The Prime Ministerâ€™s â€œ fightbackâ€ announced in yet another Prime-Ministerial newspaper article, tells us he is going to â€œstick by his principlesâ€ over 42 days’ detention without trial. Which principles might these be, and how can they be reconciled with the traditions of Labour down the years? Is the principle that he now intends to be decisive? In which case, why are his Chief Whip and Home Secretary busily going round whispering about concessions and test marketing packages of changes to see if they could then win the vote? They are undermining the apparent wish of the PM to be decisive and strong, as set out in his article.

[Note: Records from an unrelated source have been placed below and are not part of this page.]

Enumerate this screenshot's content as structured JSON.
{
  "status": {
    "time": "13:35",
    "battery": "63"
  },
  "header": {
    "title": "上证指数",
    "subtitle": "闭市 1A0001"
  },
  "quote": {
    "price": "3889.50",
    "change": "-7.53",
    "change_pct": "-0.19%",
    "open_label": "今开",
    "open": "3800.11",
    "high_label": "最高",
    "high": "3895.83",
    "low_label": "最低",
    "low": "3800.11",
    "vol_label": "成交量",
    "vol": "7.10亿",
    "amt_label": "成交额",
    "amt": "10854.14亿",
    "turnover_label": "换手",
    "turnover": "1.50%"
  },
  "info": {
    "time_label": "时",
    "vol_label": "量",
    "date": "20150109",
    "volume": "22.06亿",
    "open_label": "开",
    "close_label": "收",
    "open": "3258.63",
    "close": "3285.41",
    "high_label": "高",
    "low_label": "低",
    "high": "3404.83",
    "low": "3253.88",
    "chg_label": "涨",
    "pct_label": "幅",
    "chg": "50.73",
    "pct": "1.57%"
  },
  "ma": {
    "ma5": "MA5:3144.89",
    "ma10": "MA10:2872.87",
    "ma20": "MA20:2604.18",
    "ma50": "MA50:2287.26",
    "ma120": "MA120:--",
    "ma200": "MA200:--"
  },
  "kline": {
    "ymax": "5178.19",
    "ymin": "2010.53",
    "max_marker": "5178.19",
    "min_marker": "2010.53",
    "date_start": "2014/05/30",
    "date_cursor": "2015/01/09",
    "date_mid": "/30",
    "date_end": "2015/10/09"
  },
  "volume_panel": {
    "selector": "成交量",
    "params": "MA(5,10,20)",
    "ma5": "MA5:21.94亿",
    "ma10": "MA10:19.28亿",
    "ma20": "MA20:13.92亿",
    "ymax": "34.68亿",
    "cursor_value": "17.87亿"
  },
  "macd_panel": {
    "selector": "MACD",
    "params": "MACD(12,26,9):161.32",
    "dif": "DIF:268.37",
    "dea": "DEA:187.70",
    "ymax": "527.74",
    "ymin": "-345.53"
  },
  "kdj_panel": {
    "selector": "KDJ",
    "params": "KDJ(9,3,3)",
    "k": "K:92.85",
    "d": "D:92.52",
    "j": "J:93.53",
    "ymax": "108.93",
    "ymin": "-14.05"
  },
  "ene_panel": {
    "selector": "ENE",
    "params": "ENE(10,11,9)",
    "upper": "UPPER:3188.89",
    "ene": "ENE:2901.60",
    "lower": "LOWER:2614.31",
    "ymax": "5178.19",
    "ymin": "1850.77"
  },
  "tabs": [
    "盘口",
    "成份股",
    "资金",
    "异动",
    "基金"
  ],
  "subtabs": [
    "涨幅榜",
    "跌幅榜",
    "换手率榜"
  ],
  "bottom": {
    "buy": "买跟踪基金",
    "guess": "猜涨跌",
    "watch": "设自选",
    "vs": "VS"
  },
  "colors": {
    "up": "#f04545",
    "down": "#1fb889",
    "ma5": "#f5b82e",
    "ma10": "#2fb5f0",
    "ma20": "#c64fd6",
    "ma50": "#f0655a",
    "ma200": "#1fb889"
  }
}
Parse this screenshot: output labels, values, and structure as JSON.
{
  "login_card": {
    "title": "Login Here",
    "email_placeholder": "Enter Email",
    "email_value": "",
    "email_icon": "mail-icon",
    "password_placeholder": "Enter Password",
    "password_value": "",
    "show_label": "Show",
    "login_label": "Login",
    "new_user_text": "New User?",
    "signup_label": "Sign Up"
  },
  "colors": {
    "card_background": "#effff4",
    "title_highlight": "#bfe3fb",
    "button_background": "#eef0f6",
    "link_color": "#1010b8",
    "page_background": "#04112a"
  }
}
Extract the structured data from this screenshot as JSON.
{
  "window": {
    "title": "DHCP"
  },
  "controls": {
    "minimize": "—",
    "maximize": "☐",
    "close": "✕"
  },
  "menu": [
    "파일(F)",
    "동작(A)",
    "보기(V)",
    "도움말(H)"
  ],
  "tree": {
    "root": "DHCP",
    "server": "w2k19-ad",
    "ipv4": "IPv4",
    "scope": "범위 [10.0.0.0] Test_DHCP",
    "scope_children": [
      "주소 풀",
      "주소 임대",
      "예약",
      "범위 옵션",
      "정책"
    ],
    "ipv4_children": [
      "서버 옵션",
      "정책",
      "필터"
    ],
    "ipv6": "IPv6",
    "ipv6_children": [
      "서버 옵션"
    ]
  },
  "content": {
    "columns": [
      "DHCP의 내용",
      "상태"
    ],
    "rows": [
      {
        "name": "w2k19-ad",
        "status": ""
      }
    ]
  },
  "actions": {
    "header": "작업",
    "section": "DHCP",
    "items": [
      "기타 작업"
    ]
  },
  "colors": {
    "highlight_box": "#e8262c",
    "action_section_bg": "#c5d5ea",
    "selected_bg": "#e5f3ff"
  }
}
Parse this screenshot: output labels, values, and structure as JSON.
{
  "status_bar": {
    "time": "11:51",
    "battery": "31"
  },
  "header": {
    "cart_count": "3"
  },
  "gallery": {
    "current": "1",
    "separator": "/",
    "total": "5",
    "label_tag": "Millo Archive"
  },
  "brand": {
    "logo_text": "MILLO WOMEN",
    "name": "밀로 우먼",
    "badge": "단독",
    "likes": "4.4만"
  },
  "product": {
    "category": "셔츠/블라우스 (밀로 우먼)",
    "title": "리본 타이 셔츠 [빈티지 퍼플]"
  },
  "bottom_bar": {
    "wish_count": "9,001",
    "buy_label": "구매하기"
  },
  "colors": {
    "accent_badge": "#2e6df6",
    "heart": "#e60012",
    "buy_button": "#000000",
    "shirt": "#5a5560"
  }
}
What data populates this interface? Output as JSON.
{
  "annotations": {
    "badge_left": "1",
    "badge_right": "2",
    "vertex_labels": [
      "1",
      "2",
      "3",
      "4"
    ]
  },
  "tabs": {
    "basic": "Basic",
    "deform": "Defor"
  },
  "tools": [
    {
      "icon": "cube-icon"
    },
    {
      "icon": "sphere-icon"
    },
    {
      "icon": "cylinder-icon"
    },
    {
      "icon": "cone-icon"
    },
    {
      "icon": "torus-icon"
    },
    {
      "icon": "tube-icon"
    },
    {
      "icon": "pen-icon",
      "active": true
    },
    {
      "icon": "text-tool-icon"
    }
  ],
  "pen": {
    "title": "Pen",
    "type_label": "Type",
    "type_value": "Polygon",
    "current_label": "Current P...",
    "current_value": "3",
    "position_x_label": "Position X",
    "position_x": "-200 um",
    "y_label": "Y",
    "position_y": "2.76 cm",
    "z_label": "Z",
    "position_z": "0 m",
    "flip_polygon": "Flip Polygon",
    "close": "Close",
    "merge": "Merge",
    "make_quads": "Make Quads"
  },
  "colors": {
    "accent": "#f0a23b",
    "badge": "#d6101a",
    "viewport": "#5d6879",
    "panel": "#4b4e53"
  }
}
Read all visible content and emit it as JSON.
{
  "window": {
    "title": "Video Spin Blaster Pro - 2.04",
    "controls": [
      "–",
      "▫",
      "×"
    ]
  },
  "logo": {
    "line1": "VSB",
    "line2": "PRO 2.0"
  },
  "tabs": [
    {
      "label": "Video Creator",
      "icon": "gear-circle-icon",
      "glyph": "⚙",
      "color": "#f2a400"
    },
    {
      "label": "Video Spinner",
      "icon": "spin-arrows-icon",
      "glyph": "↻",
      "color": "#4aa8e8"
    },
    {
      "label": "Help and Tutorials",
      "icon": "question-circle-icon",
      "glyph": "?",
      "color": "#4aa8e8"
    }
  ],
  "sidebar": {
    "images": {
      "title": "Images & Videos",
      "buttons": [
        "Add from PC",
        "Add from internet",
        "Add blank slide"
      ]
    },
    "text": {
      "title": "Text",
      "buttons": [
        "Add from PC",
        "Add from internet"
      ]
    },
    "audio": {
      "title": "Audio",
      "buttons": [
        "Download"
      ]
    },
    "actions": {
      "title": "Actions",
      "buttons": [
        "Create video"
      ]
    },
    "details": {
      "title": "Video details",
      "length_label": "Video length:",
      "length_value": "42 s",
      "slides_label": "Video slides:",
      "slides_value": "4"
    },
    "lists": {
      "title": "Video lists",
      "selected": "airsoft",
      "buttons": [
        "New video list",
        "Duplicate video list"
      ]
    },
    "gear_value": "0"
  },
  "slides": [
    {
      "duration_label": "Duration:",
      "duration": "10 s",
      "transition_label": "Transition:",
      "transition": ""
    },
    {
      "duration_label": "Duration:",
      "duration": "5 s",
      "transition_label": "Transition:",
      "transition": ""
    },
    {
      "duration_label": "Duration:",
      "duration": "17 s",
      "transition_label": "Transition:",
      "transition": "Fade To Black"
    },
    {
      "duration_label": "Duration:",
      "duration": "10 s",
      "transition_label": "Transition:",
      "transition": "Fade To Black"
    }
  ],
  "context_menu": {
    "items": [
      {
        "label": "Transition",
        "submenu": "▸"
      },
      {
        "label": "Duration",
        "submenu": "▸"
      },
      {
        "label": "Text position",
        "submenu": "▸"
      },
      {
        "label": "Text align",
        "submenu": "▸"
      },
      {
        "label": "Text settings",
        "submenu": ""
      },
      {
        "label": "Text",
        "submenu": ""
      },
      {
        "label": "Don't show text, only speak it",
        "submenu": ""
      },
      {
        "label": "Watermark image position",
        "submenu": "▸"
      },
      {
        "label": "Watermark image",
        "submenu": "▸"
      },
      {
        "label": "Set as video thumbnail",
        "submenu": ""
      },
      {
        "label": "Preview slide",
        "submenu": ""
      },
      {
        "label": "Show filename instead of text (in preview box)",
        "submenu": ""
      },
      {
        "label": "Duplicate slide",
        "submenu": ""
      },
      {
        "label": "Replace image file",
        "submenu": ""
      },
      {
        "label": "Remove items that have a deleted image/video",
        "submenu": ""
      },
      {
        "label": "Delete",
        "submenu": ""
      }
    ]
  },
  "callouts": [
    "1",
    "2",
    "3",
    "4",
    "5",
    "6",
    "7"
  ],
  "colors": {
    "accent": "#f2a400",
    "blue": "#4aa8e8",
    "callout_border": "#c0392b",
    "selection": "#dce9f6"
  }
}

Is it a long-term ambition of Labour to make us live on edge in a society where the authorities have much stronger powers to arrest and detain than in all civilised democracies, as if we were living in some tin-pot dictatorship? I donâ€™t remember that coming out in the speeches and writing of great Labour luminaries in the past. Or is it the principle of remaining a slave to Blairâ€™s most famous sound bite, â€œtough on crime and tough on the causes of crimeâ€? In which case, how will he balance it with something that is tough on the causes of terrorism and what does he think those causes are?
The truth is that this is a dreadful way to start the fightback. Labour advice to the PM revolves around two principal camps. The modernisers and pragmatists say he has done so much damage to the ambitions and aspirations of middle England that he needs to ameliorate the position. He needs to offer some tax breaks, some improvements in public service based on decentralising and offering more choice, and back off from his strident agenda of regulating and terrorising the law-abiding. They do not think he can win an Election doing this, but he would be in damage limitation mode and it should save some marginal seats compared with the wipe-out predicted by current opinion polls. The left agree he has lost the Election, but say he should go down fighting, putting in as many socialist measures as possible over the next couple of years to strengthen the core vote and to leave Mr Cameron a difficult legacy. They think this should also save some seats, as more traditional Labour voters would turn out, even though it guarantees losing more votes or failing to restore lost votes in the marginals.
I think there is a third way. I have some sympathy with the modernisers. The Prime Minister does not have a prayer of a good result in the Election if he continues to trample on most of us with his hobnailed higher tax sized boots, grabbing us at the same time in his regulatory clunking fist. He needs to abate the tax pressures on family budgets as I have frequently argued in these columns. I also have sympathy with the left. I do think the PM should try to do something to further his aims. Let us take him at face value, as a man who wishes to do something about child poverty. In a typical muddled Labour way there are grains of importance on this beach of mistakes.
As a radical Conservative I want change, just as left wing Labour people want change. Like them I want to see an end to the scourge of poor housing, low incomes and no incomes. I want every child to go to a good school, and to have a chance to advance by education. I want every adult to live in a society where they can be entrepreneurial, can realistically aspire to own their own home, and shares in the company they work for. When I advised a former PM, I urged her to strengthen the policies for home ownership and to develop policies for enterprise, small business ownership and wider share ownership, as I wanted to see an ownership society.
The left disagree with me more about methods than aims. I, like them, want to see more people do well and have a chance of a good life. I, unlike them, know you cannot make the poor rich by making the rich poor, and cannot give opportunity to many by taking it away from some who already have it. To be more specific, closing the grammar schools or pricing more people out of public school by removing tax advantages will not create a single new place at a good school for someone currently struggling in a bad one. Taxing people who have already done well does not incentivise the work-shy or workless to get a job, but may drive potential employers offshore or deter foreign investors from coming.
So what should the PM do? He should triangulate as a good Blairite. He should tell the left they are right to want a crusade against poverty, but he should tell the modernisers their methods can be harnessed to the task. Instead Brown is likely to throw more regulations and excess public spending as a bone to the left, which makes his task more difficult with middle England, and then throw the odd tax break to middle England to confirm his reputation as the highest spending and borrowing PM by far. All of which will mean the economy will not function well, and middle England will remain under the cosh of an expensive and inefficient state.
What the UK needs is someone who will be radical to help get people out of poverty. It does not need more public subsidy and further distortions in how the cash is spent around the country in favour of the poorer areas. It requires choice of school, making every school independent, and tougher love in the benefit system to encourage people to work or back to work. Controlling immigration would also help.